## Exercise details
Please restate the data word for word, leaving out no line.

(Excerpts from a dataset)
________________________

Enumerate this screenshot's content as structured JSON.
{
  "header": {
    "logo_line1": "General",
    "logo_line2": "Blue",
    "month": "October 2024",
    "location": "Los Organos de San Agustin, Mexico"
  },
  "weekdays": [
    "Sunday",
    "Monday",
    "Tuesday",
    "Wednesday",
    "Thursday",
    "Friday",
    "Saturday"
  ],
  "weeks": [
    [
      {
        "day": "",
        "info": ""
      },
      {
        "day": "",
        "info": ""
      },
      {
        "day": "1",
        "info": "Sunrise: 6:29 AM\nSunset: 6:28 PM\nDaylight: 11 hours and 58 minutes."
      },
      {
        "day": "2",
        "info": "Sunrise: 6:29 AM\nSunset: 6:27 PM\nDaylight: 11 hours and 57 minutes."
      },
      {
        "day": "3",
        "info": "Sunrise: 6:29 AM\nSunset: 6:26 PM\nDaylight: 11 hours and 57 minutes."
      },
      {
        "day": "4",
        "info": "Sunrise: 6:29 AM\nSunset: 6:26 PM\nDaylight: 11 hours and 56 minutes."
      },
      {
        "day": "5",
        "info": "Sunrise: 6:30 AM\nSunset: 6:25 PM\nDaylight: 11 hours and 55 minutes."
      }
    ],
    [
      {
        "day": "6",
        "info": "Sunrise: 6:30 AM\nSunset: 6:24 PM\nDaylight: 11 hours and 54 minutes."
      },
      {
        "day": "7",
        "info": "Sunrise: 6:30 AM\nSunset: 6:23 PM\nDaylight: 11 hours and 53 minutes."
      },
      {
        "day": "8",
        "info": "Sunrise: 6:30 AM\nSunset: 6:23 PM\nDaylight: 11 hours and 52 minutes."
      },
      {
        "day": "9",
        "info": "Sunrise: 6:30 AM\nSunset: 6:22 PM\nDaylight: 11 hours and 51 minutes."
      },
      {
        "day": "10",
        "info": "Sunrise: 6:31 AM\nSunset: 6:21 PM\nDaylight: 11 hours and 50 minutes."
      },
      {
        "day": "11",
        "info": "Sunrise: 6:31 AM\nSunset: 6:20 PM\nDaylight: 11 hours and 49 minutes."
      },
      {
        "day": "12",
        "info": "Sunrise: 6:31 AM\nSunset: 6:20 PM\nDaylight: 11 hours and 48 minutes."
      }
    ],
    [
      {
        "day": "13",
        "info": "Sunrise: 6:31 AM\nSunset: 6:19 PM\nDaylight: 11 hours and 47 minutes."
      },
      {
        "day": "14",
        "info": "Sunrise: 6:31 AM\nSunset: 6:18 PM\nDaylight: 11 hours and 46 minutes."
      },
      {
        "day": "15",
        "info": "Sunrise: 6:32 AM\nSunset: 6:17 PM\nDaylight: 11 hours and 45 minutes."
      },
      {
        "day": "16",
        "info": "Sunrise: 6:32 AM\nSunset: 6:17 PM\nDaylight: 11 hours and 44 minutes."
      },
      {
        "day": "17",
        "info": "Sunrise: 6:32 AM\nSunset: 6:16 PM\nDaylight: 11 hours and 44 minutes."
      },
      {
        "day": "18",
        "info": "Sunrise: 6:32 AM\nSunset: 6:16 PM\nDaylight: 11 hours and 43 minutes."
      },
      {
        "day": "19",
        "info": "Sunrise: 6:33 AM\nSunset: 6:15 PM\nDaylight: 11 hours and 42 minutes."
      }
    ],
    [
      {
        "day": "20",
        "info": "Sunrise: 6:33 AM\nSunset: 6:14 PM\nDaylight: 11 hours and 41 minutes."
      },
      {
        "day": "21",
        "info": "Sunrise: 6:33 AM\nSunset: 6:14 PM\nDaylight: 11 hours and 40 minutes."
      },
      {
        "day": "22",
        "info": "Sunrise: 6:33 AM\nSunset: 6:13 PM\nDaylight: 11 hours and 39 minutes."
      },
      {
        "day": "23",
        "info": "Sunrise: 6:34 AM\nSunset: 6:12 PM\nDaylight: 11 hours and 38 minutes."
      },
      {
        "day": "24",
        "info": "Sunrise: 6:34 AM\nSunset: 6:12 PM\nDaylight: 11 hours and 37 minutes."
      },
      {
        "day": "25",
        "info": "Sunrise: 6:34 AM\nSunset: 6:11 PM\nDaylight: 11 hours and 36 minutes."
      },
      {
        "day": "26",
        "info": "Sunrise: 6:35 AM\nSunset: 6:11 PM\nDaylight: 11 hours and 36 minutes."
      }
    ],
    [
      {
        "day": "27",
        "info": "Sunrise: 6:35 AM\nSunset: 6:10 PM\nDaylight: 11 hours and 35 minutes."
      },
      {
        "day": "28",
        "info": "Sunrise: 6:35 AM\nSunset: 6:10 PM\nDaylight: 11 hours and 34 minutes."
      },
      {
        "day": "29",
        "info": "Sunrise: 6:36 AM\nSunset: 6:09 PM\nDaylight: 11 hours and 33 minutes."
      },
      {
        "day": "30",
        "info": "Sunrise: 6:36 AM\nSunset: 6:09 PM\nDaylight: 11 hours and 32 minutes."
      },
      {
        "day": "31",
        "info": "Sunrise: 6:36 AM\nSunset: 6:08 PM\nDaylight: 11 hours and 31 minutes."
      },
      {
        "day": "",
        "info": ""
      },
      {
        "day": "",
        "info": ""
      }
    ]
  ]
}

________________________

## Exercise output
Enumerate this screenshot's content as structured JSON.
{
  "header": {
    "logo_line1": "General",
    "logo_line2": "Blue",
    "month": "October 2024",
    "location": "Los Organos de San Agustin, Mexico"
  },
  "weekdays": [
    "Sunday",
    "Monday",
    "Tuesday",
    "Wednesday",
    "Thursday",
    "Friday",
    "Saturday"
  ],
  "weeks": [
    [
      {
        "day": "",
        "info": ""
      },
      {
        "day": "",
        "info": ""
      },
      {
        "day": "1",
        "info": "Sunrise: 6:29 AM\nSunset: 6:28 PM\nDaylight: 11 hours and 58 minutes."
      },
      {
        "day": "2",
        "info": "Sunrise: 6:29 AM\nSunset: 6:27 PM\nDaylight: 11 hours and 57 minutes."
      },
      {
        "day": "3",
        "info": "Sunrise: 6:29 AM\nSunset: 6:26 PM\nDaylight: 11 hours and 57 minutes."
      },
      {
        "day": "4",
        "info": "Sunrise: 6:29 AM\nSunset: 6:26 PM\nDaylight: 11 hours and 56 minutes."
      },
      {
        "day": "5",
        "info": "Sunrise: 6:30 AM\nSunset: 6:25 PM\nDaylight: 11 hours and 55 minutes."
      }
    ],
    [
      {
        "day": "6",
        "info": "Sunrise: 6:30 AM\nSunset: 6:24 PM\nDaylight: 11 hours and 54 minutes."
      },
      {
        "day": "7",
        "info": "Sunrise: 6:30 AM\nSunset: 6:23 PM\nDaylight: 11 hours and 53 minutes."
      },
      {
        "day": "8",
        "info": "Sunrise: 6:30 AM\nSunset: 6:23 PM\nDaylight: 11 hours and 52 minutes."
      },
      {
        "day": "9",
        "info": "Sunrise: 6:30 AM\nSunset: 6:22 PM\nDaylight: 11 hours and 51 minutes."
      },
      {
        "day": "10",
        "info": "Sunrise: 6:31 AM\nSunset: 6:21 PM\nDaylight: 11 hours and 50 minutes."
      },
      {
        "day": "11",
        "info": "Sunrise: 6:31 AM\nSunset: 6:20 PM\nDaylight: 11 hours and 49 minutes."
      },
      {
        "day": "12",
        "info": "Sunrise: 6:31 AM\nSunset: 6:20 PM\nDaylight: 11 hours and 48 minutes."
      }
    ],
    [
      {
        "day": "13",
        "info": "Sunrise: 6:31 AM\nSunset: 6:19 PM\nDaylight: 11 hours and 47 minutes."
      },
      {
        "day": "14",
        "info": "Sunrise: 6:31 AM\nSunset: 6:18 PM\nDaylight: 11 hours and 46 minutes."
      },
      {
        "day": "15",
        "info": "Sunrise: 6:32 AM\nSunset: 6:17 PM\nDaylight: 11 hours and 45 minutes."
      },
      {
        "day": "16",
        "info": "Sunrise: 6:32 AM\nSunset: 6:17 PM\nDaylight: 11 hours and 44 minutes."
      },
      {
        "day": "17",
        "info": "Sunrise: 6:32 AM\nSunset: 6:16 PM\nDaylight: 11 hours and 44 minutes."
      },
      {
        "day": "18",
        "info": "Sunrise: 6:32 AM\nSunset: 6:16 PM\nDaylight: 11 hours and 43 minutes."
      },
      {
        "day": "19",
        "info": "Sunrise: 6:33 AM\nSunset: 6:15 PM\nDaylight: 11 hours and 42 minutes."
      }
    ],
    [
      {
        "day": "20",
        "info": "Sunrise: 6:33 AM\nSunset: 6:14 PM\nDaylight: 11 hours and 41 minutes."
      },
      {
        "day": "21",
        "info": "Sunrise: 6:33 AM\nSunset: 6:14 PM\nDaylight: 11 hours and 40 minutes."
      },
      {
        "day": "22",
        "info": "Sunrise: 6:33 AM\nSunset: 6:13 PM\nDaylight: 11 hours and 39 minutes."
      },
      {
        "day": "23",
        "info": "Sunrise: 6:34 AM\nSunset: 6:12 PM\nDaylight: 11 hours and 38 minutes."
      },
      {
        "day": "24",
        "info": "Sunrise: 6:34 AM\nSunset: 6:12 PM\nDaylight: 11 hours and 37 minutes."
      },
      {
        "day": "25",
        "info": "Sunrise: 6:34 AM\nSunset: 6:11 PM\nDaylight: 11 hours and 36 minutes."
      },
      {
        "day": "26",
        "info": "Sunrise: 6:35 AM\nSunset: 6:11 PM\nDaylight: 11 hours and 36 minutes."
      }
    ],
    [
      {
        "day": "27",
        "info": "Sunrise: 6:35 AM\nSunset: 6:10 PM\nDaylight: 11 hours and 35 minutes."
      },
      {
        "day": "28",
        "info": "Sunrise: 6:35 AM\nSunset: 6:10 PM\nDaylight: 11 hours and 34 minutes."
      },
      {
        "day": "29",
        "info": "Sunrise: 6:36 AM\nSunset: 6:09 PM\nDaylight: 11 hours and 33 minutes."
      },
      {
        "day": "30",
        "info": "Sunrise: 6:36 AM\nSunset: 6:09 PM\nDaylight: 11 hours and 32 minutes."
      },
      {
        "day": "31",
        "info": "Sunrise: 6:36 AM\nSunset: 6:08 PM\nDaylight: 11 hours and 31 minutes."
      },
      {
        "day": "",
        "info": ""
      },
      {
        "day": "",
        "info": ""
      }
    ]
  ]
}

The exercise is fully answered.